[Assigned task] Scan the entries for the word "плохо" and report how many lines contain it, as a number with no other words.
Record extracts START
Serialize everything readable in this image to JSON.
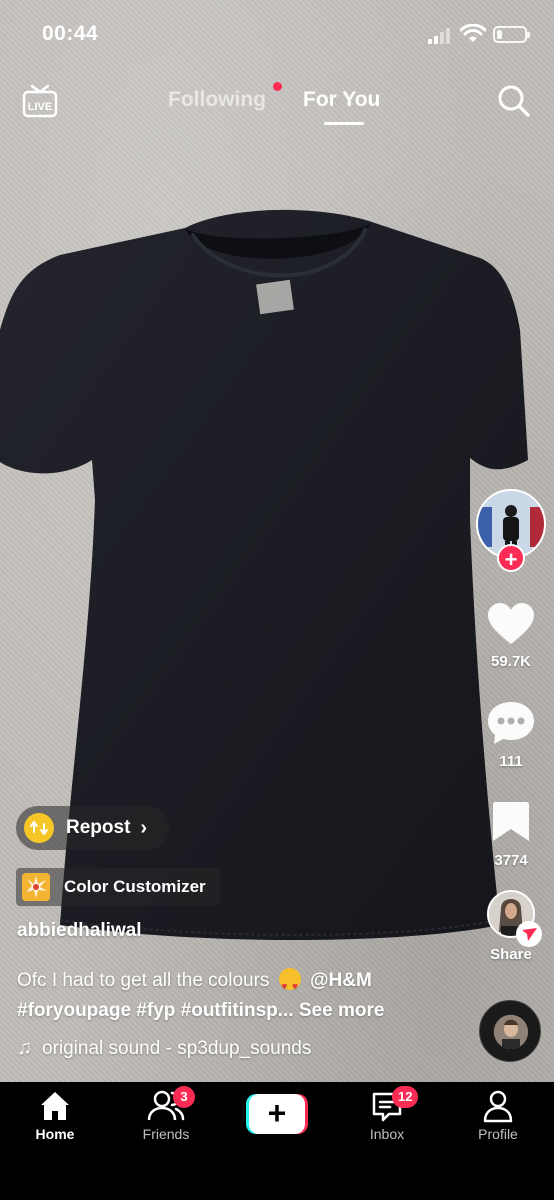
{
  "status_bar": {
    "time": "00:44",
    "battery_level": 0.2
  },
  "top_nav": {
    "following_label": "Following",
    "for_you_label": "For You",
    "active_tab": "For You",
    "live_label": "LIVE",
    "following_has_dot": true
  },
  "actions": {
    "likes": "59.7K",
    "comments": "111",
    "saves": "3774",
    "share_label": "Share"
  },
  "overlay": {
    "repost_label": "Repost",
    "effect_label": "Color Customizer",
    "username": "abbiedhaliwal",
    "caption_text": "Ofc I had to get all the colours",
    "caption_mention": "@H&M",
    "caption_hashtags": "#foryoupage #fyp #outfitinsp...",
    "see_more": "See more",
    "sound": "original sound - sp3dup_sounds"
  },
  "bottom_nav": {
    "home": "Home",
    "friends": "Friends",
    "friends_badge": "3",
    "inbox": "Inbox",
    "inbox_badge": "12",
    "profile": "Profile",
    "create_symbol": "+"
  },
  "colors": {
    "accent_red": "#fe2c55",
    "accent_cyan": "#25f4ee",
    "repost_yellow": "#f6c627",
    "shirt": "#1c1d24"
  },
  "icons": [
    "live-icon",
    "search-icon",
    "heart-icon",
    "comment-icon",
    "bookmark-icon",
    "share-icon",
    "music-note-icon",
    "home-icon",
    "friends-icon",
    "inbox-icon",
    "profile-icon",
    "repost-icon",
    "effect-icon"
  ]
}
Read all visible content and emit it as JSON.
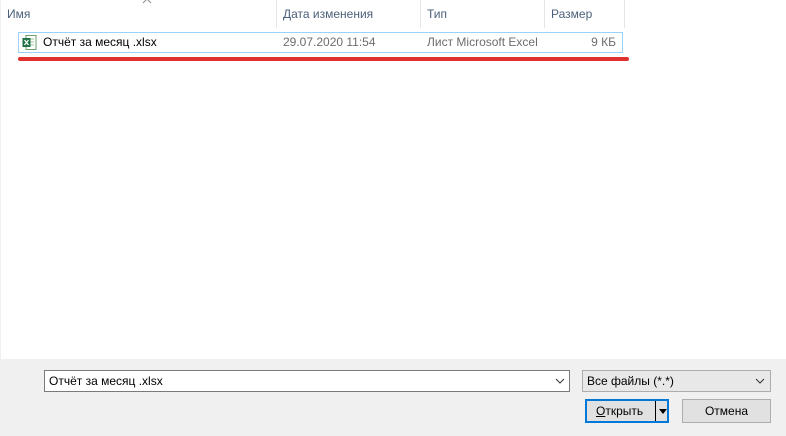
{
  "columns": {
    "name": "Имя",
    "date": "Дата изменения",
    "type": "Тип",
    "size": "Размер"
  },
  "sort": {
    "column": "name",
    "direction": "ascending",
    "icon": "sort-up-chevron-icon"
  },
  "files": [
    {
      "icon": "excel-file-icon",
      "name": "Отчёт за месяц .xlsx",
      "date": "29.07.2020 11:54",
      "type": "Лист Microsoft Excel",
      "size": "9 КБ"
    }
  ],
  "footer": {
    "filename_value": "Отчёт за месяц .xlsx",
    "filter_value": "Все файлы (*.*)",
    "open_label_accel": "О",
    "open_label_rest": "ткрыть",
    "cancel_label": "Отмена"
  },
  "colors": {
    "highlight_border": "#99d1ff",
    "annotation_red": "#e03030",
    "primary_button_border": "#0078d7",
    "header_text": "#4c607a"
  }
}
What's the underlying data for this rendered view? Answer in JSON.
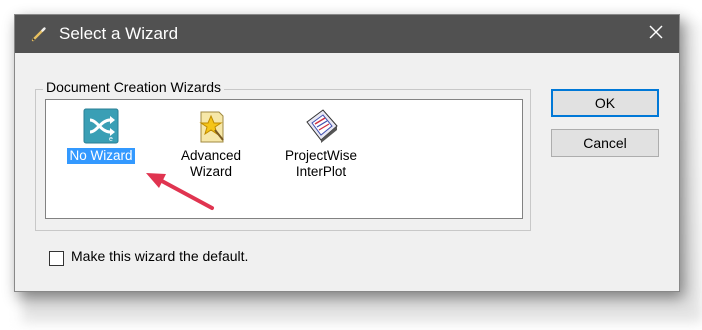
{
  "window": {
    "title": "Select a Wizard",
    "title_icon": "pencil-icon",
    "close_icon": "close-icon"
  },
  "group": {
    "legend": "Document Creation Wizards"
  },
  "wizards": [
    {
      "label_line1": "No Wizard",
      "label_line2": "",
      "icon": "no-wizard-crossed-arrows-icon",
      "selected": true
    },
    {
      "label_line1": "Advanced",
      "label_line2": "Wizard",
      "icon": "advanced-wizard-star-icon",
      "selected": false
    },
    {
      "label_line1": "ProjectWise",
      "label_line2": "InterPlot",
      "icon": "projectwise-interplot-icon",
      "selected": false
    }
  ],
  "buttons": {
    "ok": "OK",
    "cancel": "Cancel"
  },
  "default_checkbox": {
    "label": "Make this wizard the default.",
    "checked": false
  },
  "annotation": {
    "arrow_color": "#e03450",
    "points_to": "No Wizard"
  },
  "colors": {
    "titlebar": "#515151",
    "selection": "#3399ff",
    "dialog_bg": "#f0f0f0"
  }
}
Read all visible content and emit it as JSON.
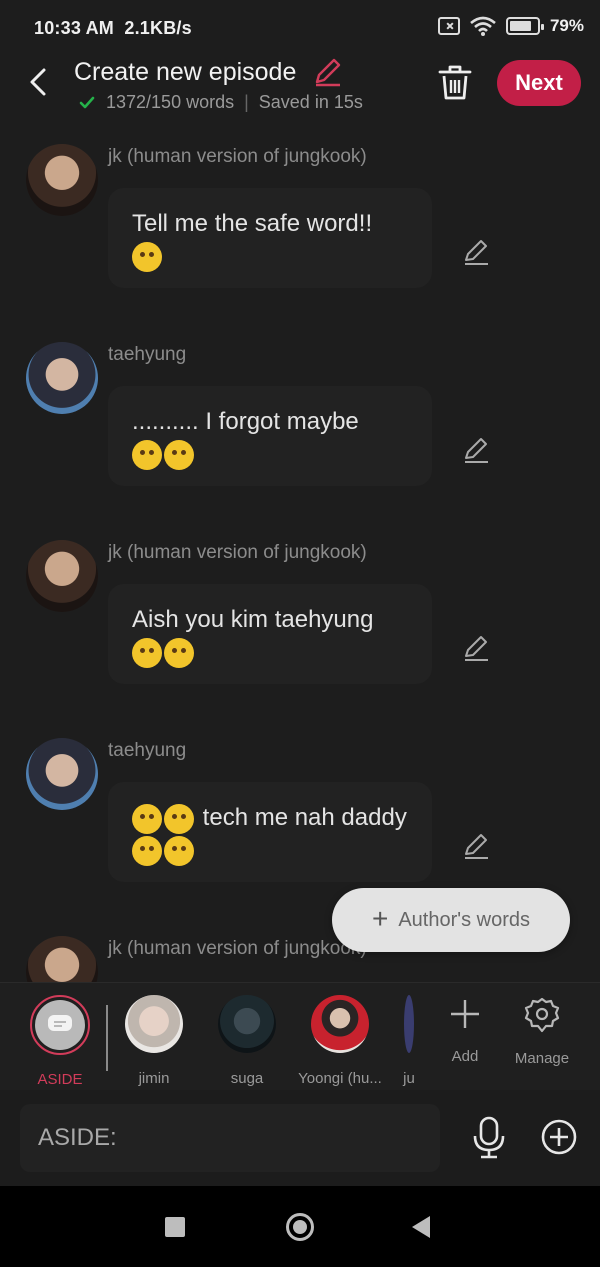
{
  "status_bar": {
    "time": "10:33 AM",
    "speed": "2.1KB/s",
    "battery": "79%",
    "battery_level": 0.79,
    "icons": [
      "sim-off-icon",
      "wifi-icon",
      "battery-icon"
    ]
  },
  "header": {
    "title": "Create new episode",
    "word_count": "1372/150 words",
    "saved_text": "Saved in 15s",
    "next_label": "Next",
    "accent_color": "#c21f47"
  },
  "messages": [
    {
      "sender": "jk (human version of jungkook)",
      "text": "Tell me the safe word!!",
      "emoji_count": 1
    },
    {
      "sender": "taehyung",
      "text": ".......... I forgot maybe",
      "emoji_count": 2
    },
    {
      "sender": "jk (human version of jungkook)",
      "text": "Aish you kim taehyung",
      "emoji_count": 2
    },
    {
      "sender": "taehyung",
      "text": "tech me nah daddy",
      "emoji_count": 4
    },
    {
      "sender": "jk (human version of jungkook)"
    }
  ],
  "author_words_label": "Author's words",
  "characters": [
    {
      "label": "ASIDE",
      "active": true
    },
    {
      "label": "jimin"
    },
    {
      "label": "suga"
    },
    {
      "label": "Yoongi (hu..."
    },
    {
      "label": "ju"
    }
  ],
  "tools": {
    "add_label": "Add",
    "manage_label": "Manage"
  },
  "input": {
    "placeholder": "ASIDE:"
  }
}
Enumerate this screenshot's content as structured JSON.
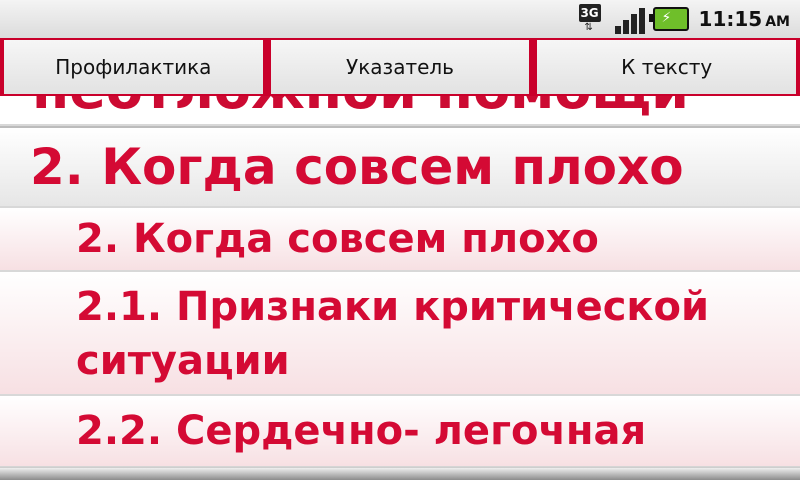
{
  "status_bar": {
    "network_label": "3G",
    "time": "11:15",
    "ampm": "AM",
    "icons": [
      "3g-icon",
      "signal-icon",
      "battery-charging-icon"
    ]
  },
  "tabs": [
    {
      "label": "Профилактика"
    },
    {
      "label": "Указатель"
    },
    {
      "label": "К тексту"
    }
  ],
  "content": {
    "partial_title": "неотложной помощи",
    "section_header": "2. Когда совсем плохо",
    "items": [
      {
        "label": "2. Когда совсем плохо"
      },
      {
        "label": "2.1. Признаки критической ситуации"
      },
      {
        "label": "2.2. Сердечно- легочная"
      }
    ]
  },
  "colors": {
    "accent_red": "#d40a34",
    "tab_border": "#c9002b",
    "statusbar_bg": "#e6e6e6"
  }
}
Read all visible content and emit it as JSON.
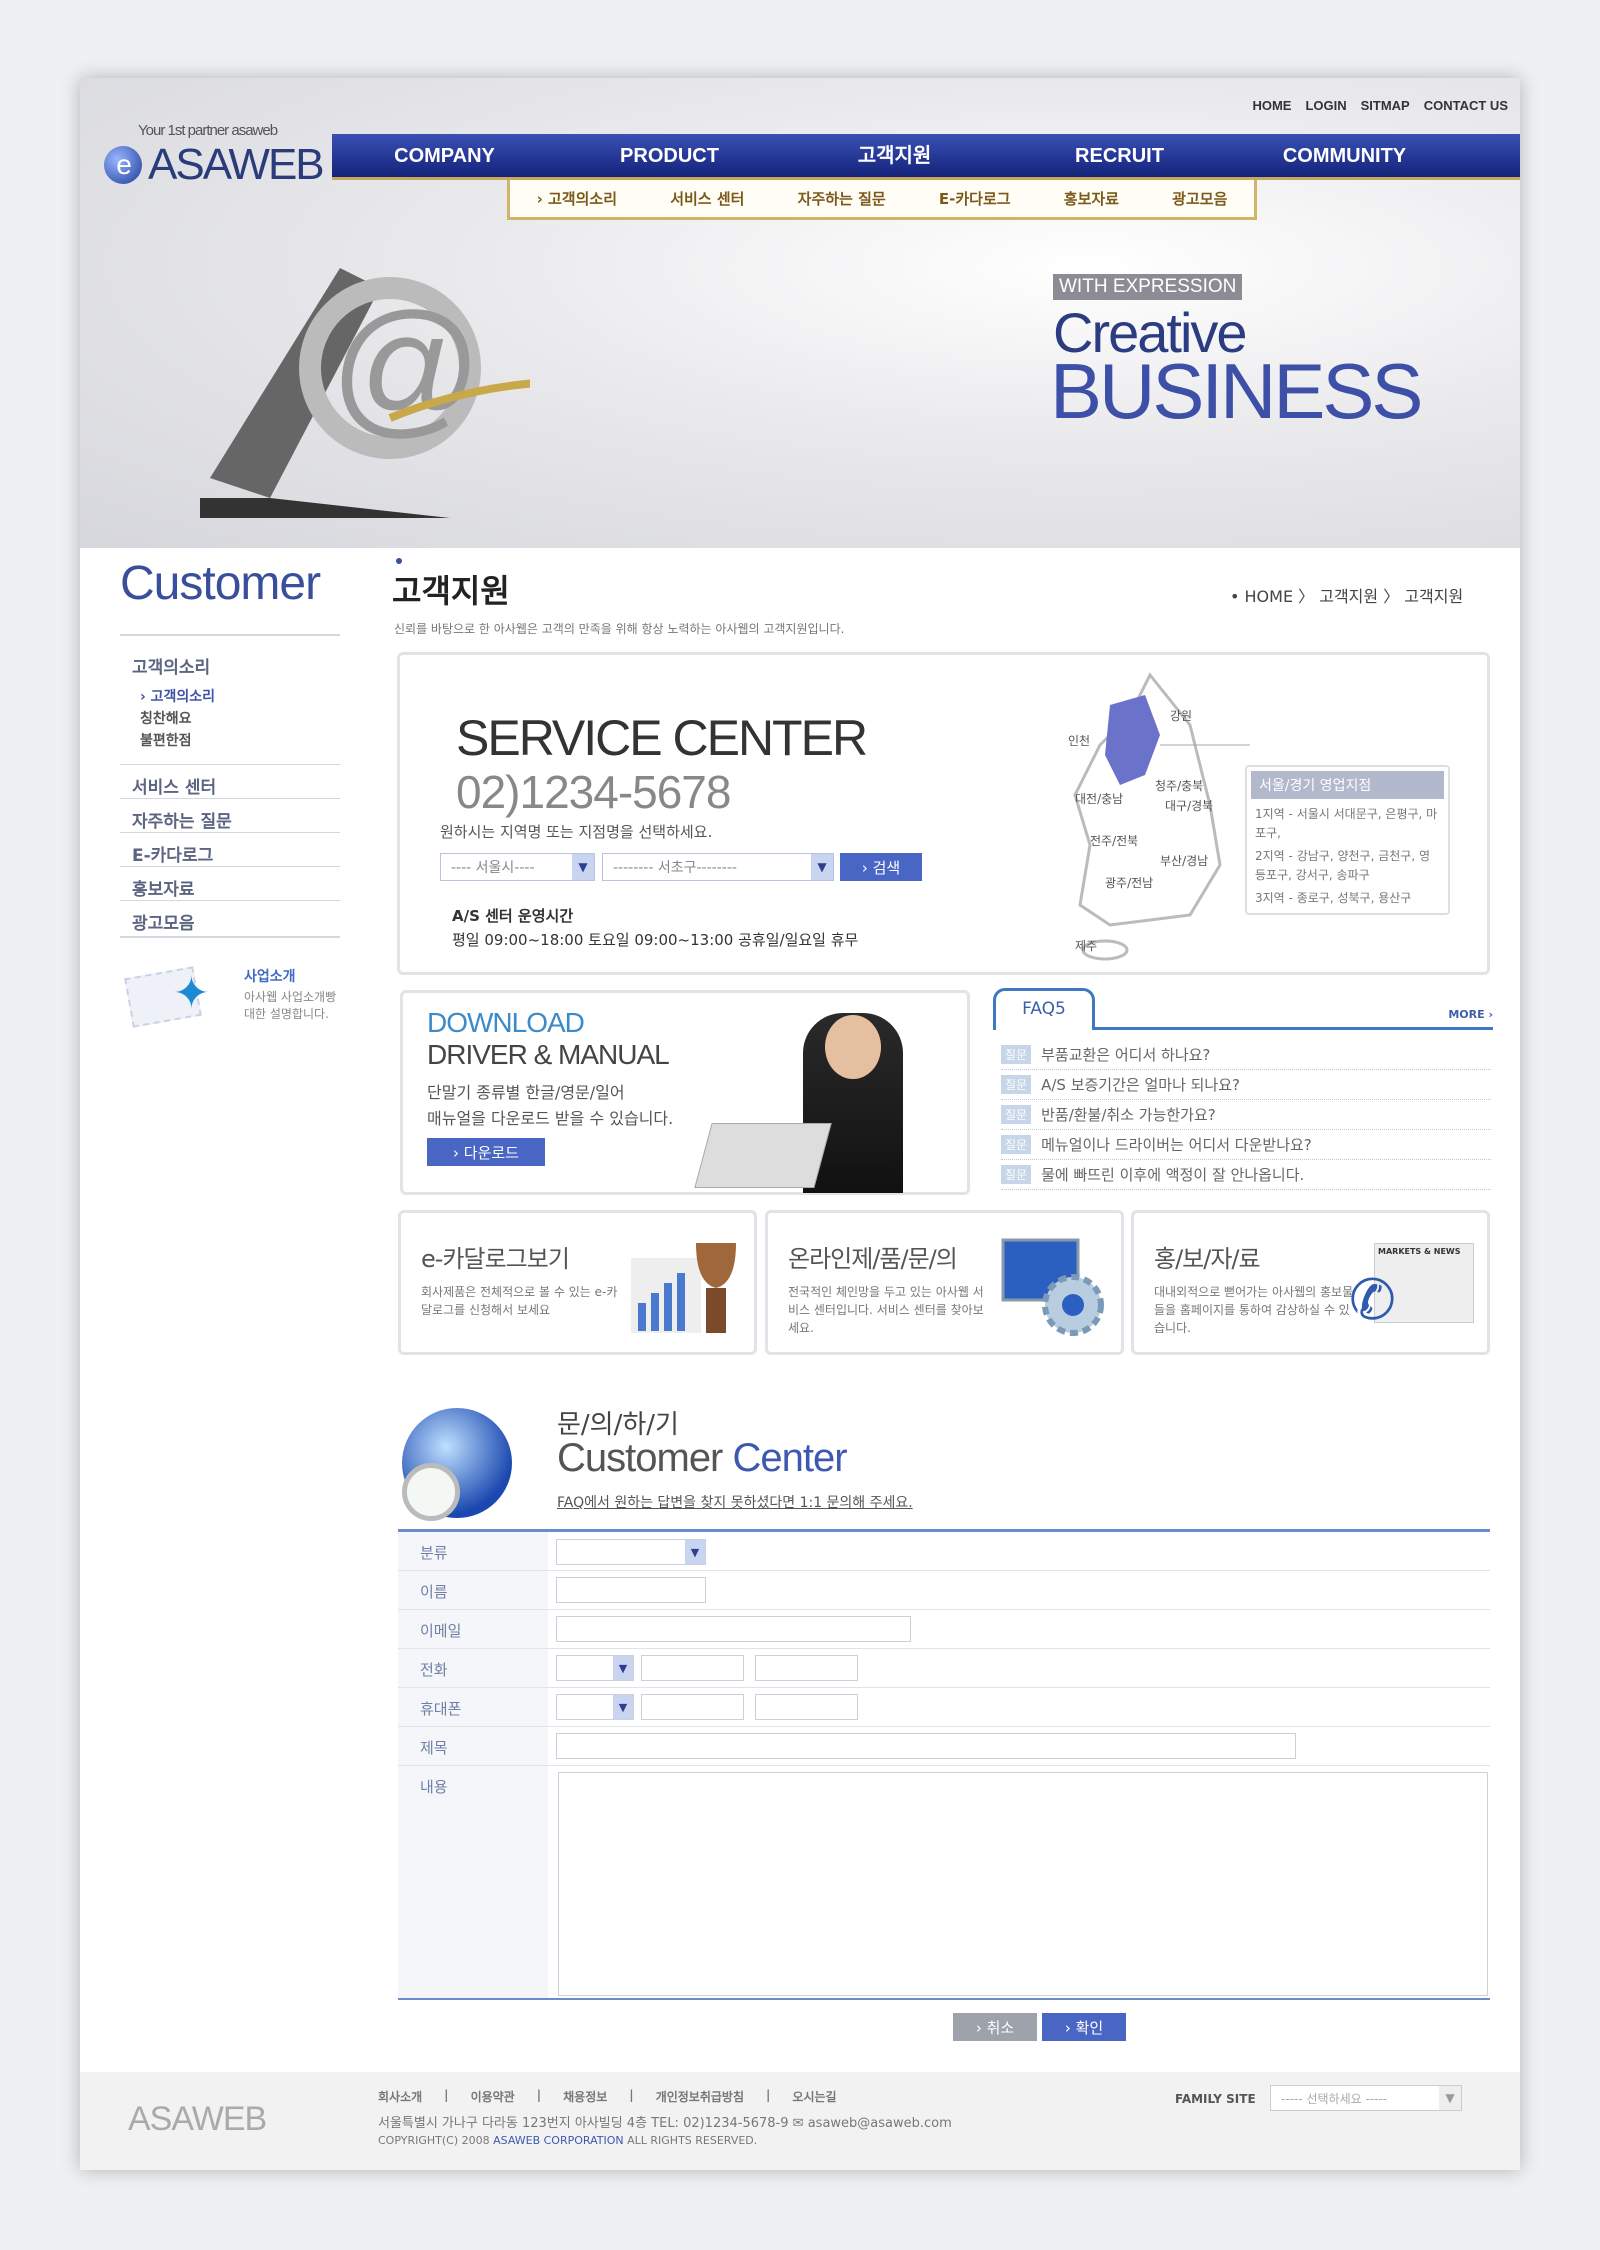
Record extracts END
[Task result] 2